16. The method according to claim 14, wherein said generating of said training-targets comprises transforming said input image by at least one of the following transformations:

rotating said input image to at least one angle, around at least one axis;
mirror reflecting said input image, around at least one axis;
scaling said input image along at least one axis;
cropping part of said input image;
applying a color transformation on said input image;
applying an intensity transformation on said input image;
applying a filter on said input image;
applying a linear transformation on said input image;
applying a non-linear transformation on said input image;
applying the identity transformation; and
any combination thereof.

17. The method according to claim 14, wherein said downscaling comprising lowering resolution of said training-targets, using a desired super resolution (SR) scale factor (s).

18. The method according to claim 17 wherein said downscaling is gradual, provided via several intermediate SR scale factors.

19. The method according to claim 14, wherein said training is further provided using crops of at least some of said training-targets and their corresponding training-input crops.

20. The method according to claim 11, wherein at least one of the following holds true:

said training is further performed using an external training set; and
said method is implemented via at least one device selected from a group consisting of: a computer, a camera, a mobile phone, a screen, a photo editing software, a projector, a computer chip, a hardware platform.

21. The method according to claim 11, further comprising using said trained DLNN to estimate a degradation underlying said input image.

22. The method according to claim 21, wherein said estimated degradation is at least one of: a blur kernel, a non-uniform blur-field, a super-resolution downscaling kernel, a noise type, a compression type.

23. (canceled)

24. (canceled)

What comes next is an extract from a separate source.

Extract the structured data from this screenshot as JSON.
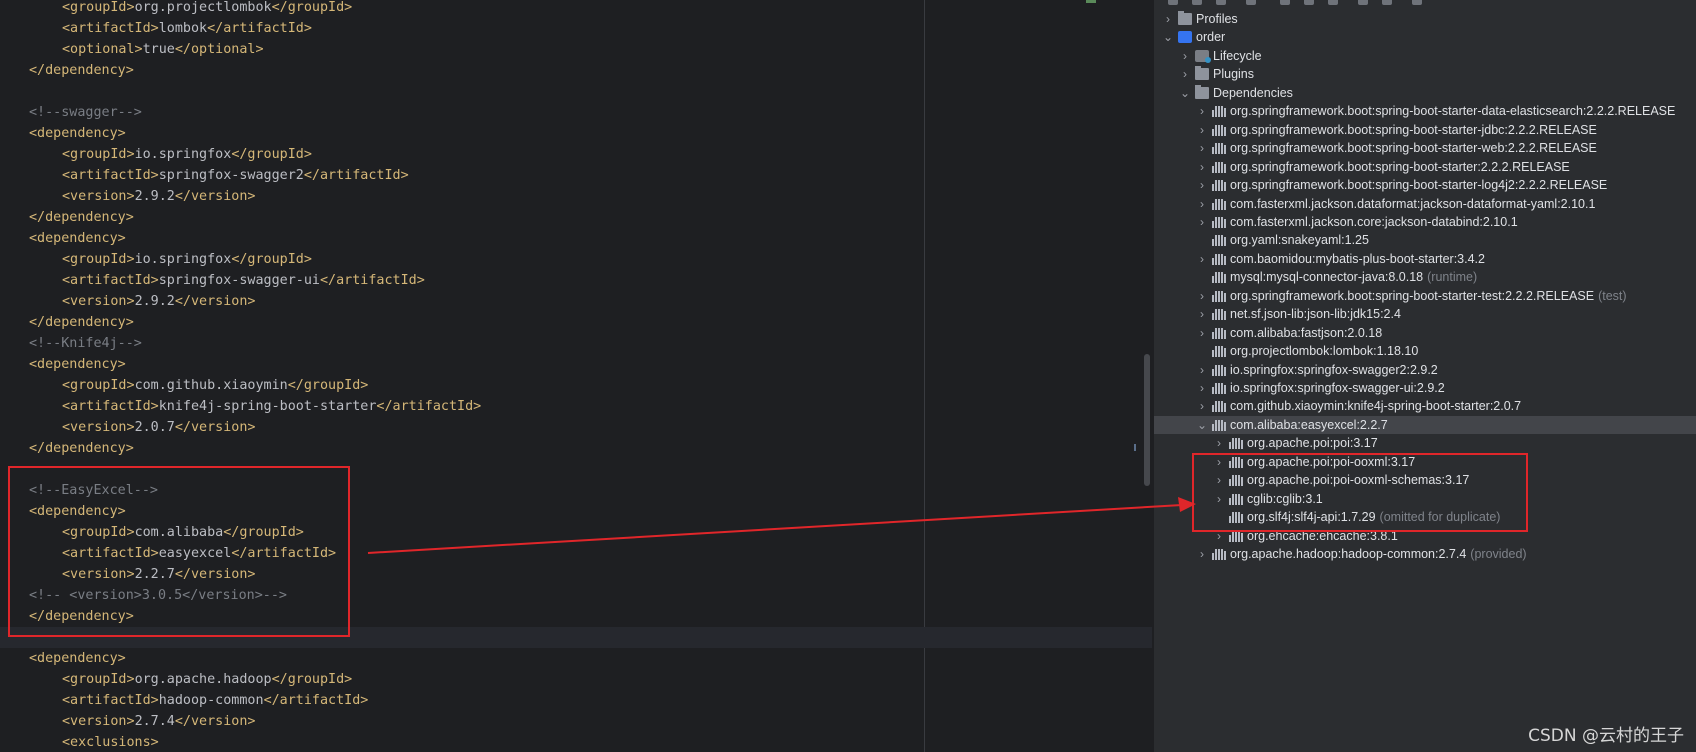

Patent History
Publication number: 20200364556
Type: Application
Filed: Nov 26, 2018
Publication Date: Nov 19, 2020
Applicant: YEDA RESEARCH AND DEVELOPMENT CO. LTD. (Rehovot)
Inventors: Michal IRANI (Rehovot), Assaf SHOCHER (Rehovot)
Application Number: 16/765,886
Classifications
International Classification: G06N 3/08 (20060101); G06T 3/40 (20060101); G06T 5/00 (20060101);